/---
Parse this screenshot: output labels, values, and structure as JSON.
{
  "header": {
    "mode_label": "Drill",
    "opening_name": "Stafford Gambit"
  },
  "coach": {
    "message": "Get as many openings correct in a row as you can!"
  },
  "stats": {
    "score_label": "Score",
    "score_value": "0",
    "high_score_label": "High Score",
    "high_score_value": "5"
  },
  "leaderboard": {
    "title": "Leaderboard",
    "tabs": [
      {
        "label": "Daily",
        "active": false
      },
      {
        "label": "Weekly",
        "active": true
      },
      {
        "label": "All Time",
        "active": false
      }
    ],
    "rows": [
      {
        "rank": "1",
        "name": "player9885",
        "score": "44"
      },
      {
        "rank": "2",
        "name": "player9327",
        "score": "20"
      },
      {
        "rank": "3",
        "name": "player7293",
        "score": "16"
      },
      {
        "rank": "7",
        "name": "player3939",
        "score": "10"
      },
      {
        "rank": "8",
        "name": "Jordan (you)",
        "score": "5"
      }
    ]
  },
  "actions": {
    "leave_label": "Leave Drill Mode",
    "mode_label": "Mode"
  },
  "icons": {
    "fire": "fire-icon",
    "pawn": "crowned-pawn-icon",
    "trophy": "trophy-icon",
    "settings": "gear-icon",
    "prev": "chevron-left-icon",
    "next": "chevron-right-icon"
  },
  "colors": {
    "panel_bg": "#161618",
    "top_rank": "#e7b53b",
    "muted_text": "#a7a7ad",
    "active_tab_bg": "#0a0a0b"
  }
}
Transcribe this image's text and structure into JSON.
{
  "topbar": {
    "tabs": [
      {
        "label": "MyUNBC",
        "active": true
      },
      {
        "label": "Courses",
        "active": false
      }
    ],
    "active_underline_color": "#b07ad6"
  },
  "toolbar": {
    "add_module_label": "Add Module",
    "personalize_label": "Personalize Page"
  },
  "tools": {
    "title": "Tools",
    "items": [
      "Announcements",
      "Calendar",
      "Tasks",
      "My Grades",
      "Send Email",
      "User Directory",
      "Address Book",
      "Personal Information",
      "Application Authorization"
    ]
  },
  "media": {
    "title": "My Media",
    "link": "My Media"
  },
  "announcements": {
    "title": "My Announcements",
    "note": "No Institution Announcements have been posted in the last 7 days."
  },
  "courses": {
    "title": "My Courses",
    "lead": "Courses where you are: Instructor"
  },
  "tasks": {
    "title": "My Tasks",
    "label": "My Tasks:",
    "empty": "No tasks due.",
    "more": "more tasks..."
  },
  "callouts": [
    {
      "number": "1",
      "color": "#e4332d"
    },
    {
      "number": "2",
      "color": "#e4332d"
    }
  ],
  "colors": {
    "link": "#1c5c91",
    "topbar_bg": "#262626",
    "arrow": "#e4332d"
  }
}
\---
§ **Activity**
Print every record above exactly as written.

§ **Solution for this exercise**
Parse this screenshot: output labels, values, and structure as JSON.
{
  "header": {
    "mode_label": "Drill",
    "opening_name": "Stafford Gambit"
  },
  "coach": {
    "message": "Get as many openings correct in a row as you can!"
  },
  "stats": {
    "score_label": "Score",
    "score_value": "0",
    "high_score_label": "High Score",
    "high_score_value": "5"
  },
  "leaderboard": {
    "title": "Leaderboard",
    "tabs": [
      {
        "label": "Daily",
        "active": false
      },
      {
        "label": "Weekly",
        "active": true
      },
      {
        "label": "All Time",
        "active": false
      }
    ],
    "rows": [
      {
        "rank": "1",
        "name": "player9885",
        "score": "44"
      },
      {
        "rank": "2",
        "name": "player9327",
        "score": "20"
      },
      {
        "rank": "3",
        "name": "player7293",
        "score": "16"
      },
      {
        "rank": "7",
        "name": "player3939",
        "score": "10"
      },
      {
        "rank": "8",
        "name": "Jordan (you)",
        "score": "5"
      }
    ]
  },
  "actions": {
    "leave_label": "Leave Drill Mode",
    "mode_label": "Mode"
  },
  "icons": {
    "fire": "fire-icon",
    "pawn": "crowned-pawn-icon",
    "trophy": "trophy-icon",
    "settings": "gear-icon",
    "prev": "chevron-left-icon",
    "next": "chevron-right-icon"
  },
  "colors": {
    "panel_bg": "#161618",
    "top_rank": "#e7b53b",
    "muted_text": "#a7a7ad",
    "active_tab_bg": "#0a0a0b"
  }
}
Transcribe this image's text and structure into JSON.
{
  "topbar": {
    "tabs": [
      {
        "label": "MyUNBC",
        "active": true
      },
      {
        "label": "Courses",
        "active": false
      }
    ],
    "active_underline_color": "#b07ad6"
  },
  "toolbar": {
    "add_module_label": "Add Module",
    "personalize_label": "Personalize Page"
  },
  "tools": {
    "title": "Tools",
    "items": [
      "Announcements",
      "Calendar",
      "Tasks",
      "My Grades",
      "Send Email",
      "User Directory",
      "Address Book",
      "Personal Information",
      "Application Authorization"
    ]
  },
  "media": {
    "title": "My Media",
    "link": "My Media"
  },
  "announcements": {
    "title": "My Announcements",
    "note": "No Institution Announcements have been posted in the last 7 days."
  },
  "courses": {
    "title": "My Courses",
    "lead": "Courses where you are: Instructor"
  },
  "tasks": {
    "title": "My Tasks",
    "label": "My Tasks:",
    "empty": "No tasks due.",
    "more": "more tasks..."
  },
  "callouts": [
    {
      "number": "1",
      "color": "#e4332d"
    },
    {
      "number": "2",
      "color": "#e4332d"
    }
  ],
  "colors": {
    "link": "#1c5c91",
    "topbar_bg": "#262626",
    "arrow": "#e4332d"
  }
}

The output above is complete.